“As to whether this gives me a sense of freedom—I suppose that is up to me. I can look on it as “here I am, confined to this tiny boat for months at a time”, or I can take the positive view: “look at this huge sky, and this vast ocean, and nobody to get in the way of my view—wow!”
Day 105 (August 16): “A super-quick blog as this is the roughest day yet and I don’t want to keep the laptop out of its case for a moment longer than necessary. I’m temporarily quite grateful for the flooded lockers, as the extra ballast has, I’m sure, saved me from several knockdowns today. There have been too many close calls for comfort. There seems to be a temporary lull (relatively speaking—only 30 knots instead of 35) so I’ll make the most of it.
“I rowed for a little while this morning, but as well as high winds, it has been raining much of the day, and having raindrops flying at you at 35 mph is no joke.
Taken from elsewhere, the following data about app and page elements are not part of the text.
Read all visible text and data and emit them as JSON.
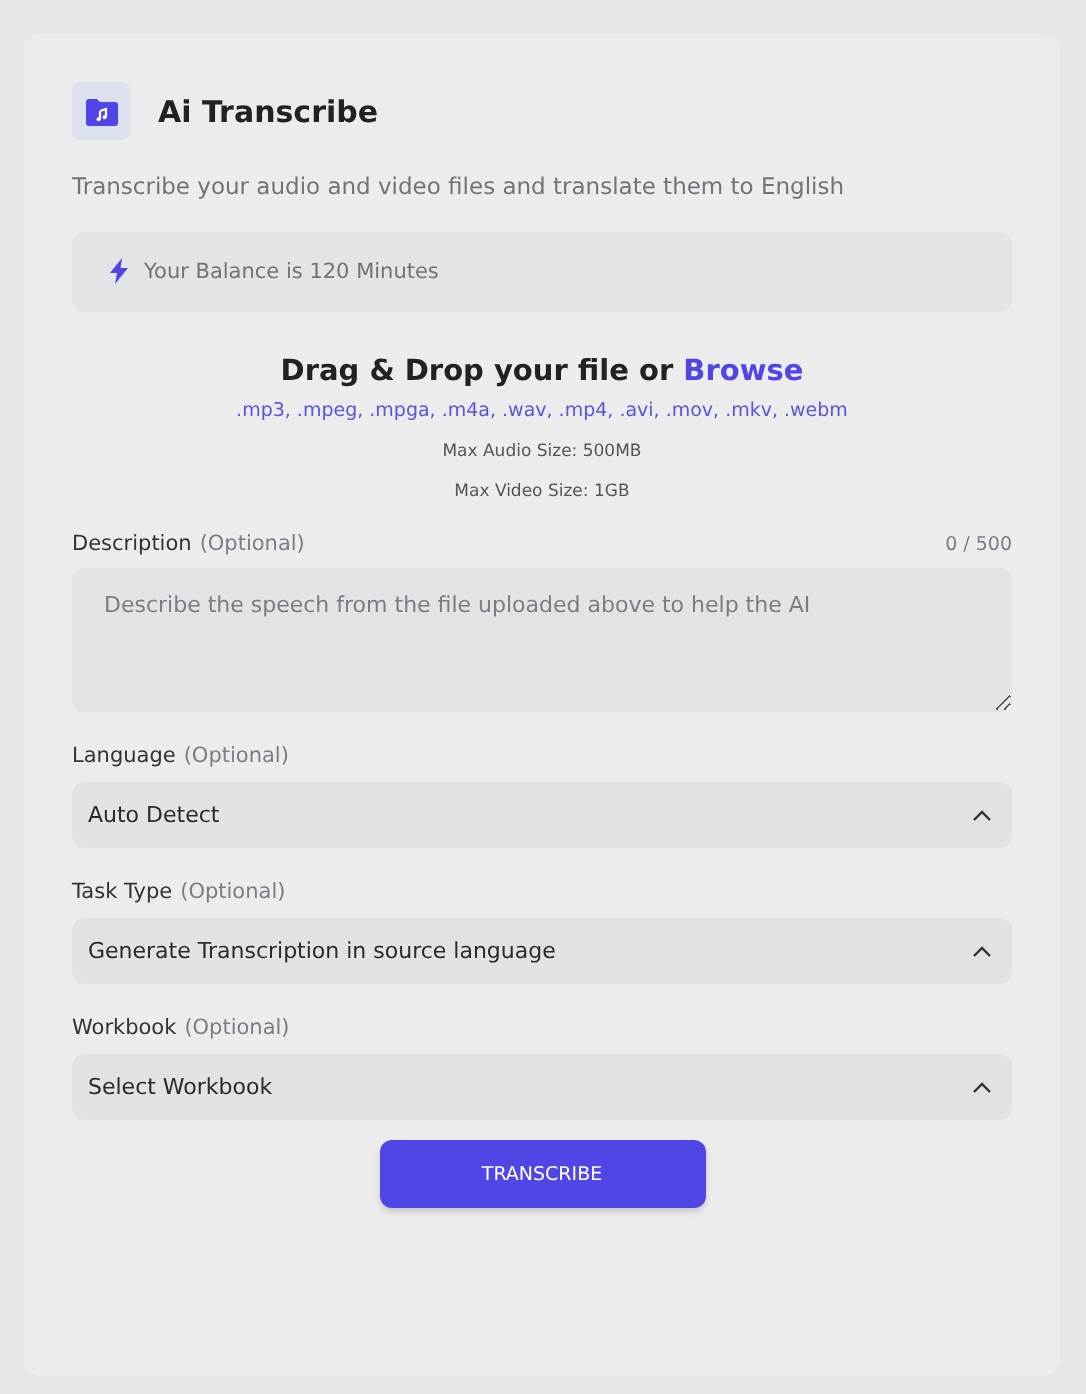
{
  "header": {
    "title": "Ai Transcribe",
    "subtitle": "Transcribe your audio and video files and translate them to English"
  },
  "balance": "Your Balance is 120 Minutes",
  "upload": {
    "prompt": "Drag & Drop your file or",
    "link": "Browse",
    "formats": ".mp3, .mpeg, .mpga, .m4a, .wav, .mp4, .avi, .mov, .mkv, .webm",
    "limits": [
      "Max Audio Size: 500MB",
      "Max Video Size: 1GB"
    ]
  },
  "description": {
    "label": "Description",
    "hint": "(Optional)",
    "counter": "0 / 500",
    "placeholder": "Describe the speech from the file uploaded above to help the AI"
  },
  "selects": [
    {
      "label": "Language",
      "hint": "(Optional)",
      "value": "Auto Detect",
      "expanded": true
    },
    {
      "label": "Task Type",
      "hint": "(Optional)",
      "value": "Generate Transcription in source language",
      "expanded": true
    },
    {
      "label": "Workbook",
      "hint": "(Optional)",
      "value": "Select Workbook",
      "expanded": true
    }
  ],
  "button": "TRANSCRIBE"
}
So I have spent most of the day confined to the cabin, doing just about everything one can do while strapped to a bunk on a small rowboat.
“I have read my one hardcopy book— “Perseverance” by Margaret Wheatley— from cover to cover. I have played Bejewelled 2 on my iPhone until I couldn’t stand any more. I have explored every app on my iPhone that will work without an Internet connection or mobile phone signal.
“And I have listened to the wind roar around my boat, and the waves slam into the side of the hull, and the rain rattle on the roof. Each time there is a near-knockdown my stomach clenches and I get that goosebumpy feeling that you get if you trip and nearly fall, or have a near miss in your car. The cabin is damp and stuffy, and I feel grimy and sticky. I can’t say it’s the most fun-filled 24 hours I’ve had in my life.
“According to the forecast, only about another 18 hours of this before the conditions start to abate slightly, and by the 18th I should be able to open up the cabin for airing, pump out the lockers, and get some fresh air into my lungs. Until then, I am counting the hours….”